In 1992, Russ Feingold asked Wisconsin voters to support him in part because he pledged to “rely on Wisconsin citizens, not out-of-staters, to pay for this campaign.” Since that first promise about campaign contributions, Sen. Feingold (D-WI) has made his opposition to money in politics central to his political identity. But the image of a down home political crusader intent on creating tougher campaign finance laws was threatened in 1999, when Feingold and his campaign were found to be in violation of Federal Election Commission reporting requirements.
According to FEC documents, Feingold’s campaign failed to properly report $54,726.73 in campaign contributions during the final weeks of the Senator’s 1998 re-election effort. The cash was split between 51 different contributions by individuals and political action committees. Feingold’s campaign was notified of the violations in October of 1999. The campaign responded by choosing to sign a so-called conciliation agreement, in which they admitted fault and wrongdoing and paid a civil penalty of $9,000.
“On November 23, 1999, the Federal Election Commission accepted the signed conciliation agreement and civil penalty submitted on behalf of Feingold Senate Committee,” a letter from the FEC to Feingold’s campaign reads.
Internal FEC documents related to the case bear the signature of Lois Lerner, the infamous IRS official who used her office to target and harass conservative organizations, including Media Trackers. Before going to work at the IRS, Lerner, a close personal friend of deposed former Wisconsin Government Accountability Board head Kevin Kennedy, spent some time as a lawyer working for the FEC.
The bi-partisan FEC had no qualms about unanimously recommending that the investigation into Feingold’s campaign finance troubles move ahead. The Commission voted 6-0 in favor of pursing Feingold after staff discovered glaring discrepancies between Feingold’s post election campaign cash report and his pre-election filings.
Ironically, just months before being caught by the FEC violating campaign finance laws, Feingold was awarded the John F. Kennedy Profile in Courage Award for his work with Sen. John McCain (R-AZ) in introducing McCain-Feingold, a landmark piece of legislation designed to put stringent restrictions on how political candidates raise and spend money. The bill eventually passed into law in 2002.
In his speech accepting the award, Feingold praised his 1998 re-election campaign as a model of transparency and limited political spending.
“As I was preparing to run for reelection in 1998, I was hoping to win and to return to much unfinished business for Wisconsin and the nation including my bipartisan efforts with John McCain to pass our bill. In the spirit of our legislation, I decided to voluntarily limit my spending in the manner that we hope will become the practice for all candidates,” Feingold declared.
The campaign cash crusader then went on to tout the success that came his way after his decision to limit his own campaign spending in that race.

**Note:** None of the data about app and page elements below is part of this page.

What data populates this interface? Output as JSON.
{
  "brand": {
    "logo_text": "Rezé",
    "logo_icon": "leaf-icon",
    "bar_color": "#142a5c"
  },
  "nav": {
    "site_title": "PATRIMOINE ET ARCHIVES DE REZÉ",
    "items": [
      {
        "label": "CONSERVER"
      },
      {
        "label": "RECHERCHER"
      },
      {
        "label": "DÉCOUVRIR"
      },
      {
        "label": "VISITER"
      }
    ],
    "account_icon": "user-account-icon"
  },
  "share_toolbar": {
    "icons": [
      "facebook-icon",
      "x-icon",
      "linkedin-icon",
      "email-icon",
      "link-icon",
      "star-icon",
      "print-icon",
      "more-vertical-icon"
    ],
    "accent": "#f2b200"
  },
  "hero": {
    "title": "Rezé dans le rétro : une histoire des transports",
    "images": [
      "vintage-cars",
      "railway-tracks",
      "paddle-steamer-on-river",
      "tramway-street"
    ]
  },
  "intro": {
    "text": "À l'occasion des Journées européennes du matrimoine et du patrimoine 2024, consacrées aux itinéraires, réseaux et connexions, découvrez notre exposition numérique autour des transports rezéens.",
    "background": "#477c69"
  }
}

“After I realized that my opposition was going to lake advantage of my voluntary spending limit by infusing millions of dollars of soft money into the race, I had to make another decision and that was whether to have my allies respond in kind. I simply decided I could not justify being reelected on that basis. But this was not an attempt at political suicide. I honestly believed that if I limited my spending, the people of Wisconsin would see what was happening and would take control. And they did.”
Fast-forward to 2010, when Feingold was ousted from office, and the ex-Senator proceeded to set up an outside spending group called Progressives United. While ostensibly existing to support like-minded candidates for office, the entity really served as a vehicle through which Feingold could keep old staff employed and lay the groundwork for yet another senate campaign in 2016.
Also during the 2016 race, Feingold was hit by the media for reversing his original pledge to raise the majority of his U.S. Senate campaign funds from inside of Wisconsin. “While many major Senate campaigns would brag about that ratio, it’s a reversal from the iconic in-state fundraising pledge that Feingold painted on his garage in a 1992 campaign ad,” a story by National Journal noted.
Whether or not Feingold’s double lifestyle of saying one thing about campaign finance but doing another for himself catches up to him is up to voters this fall.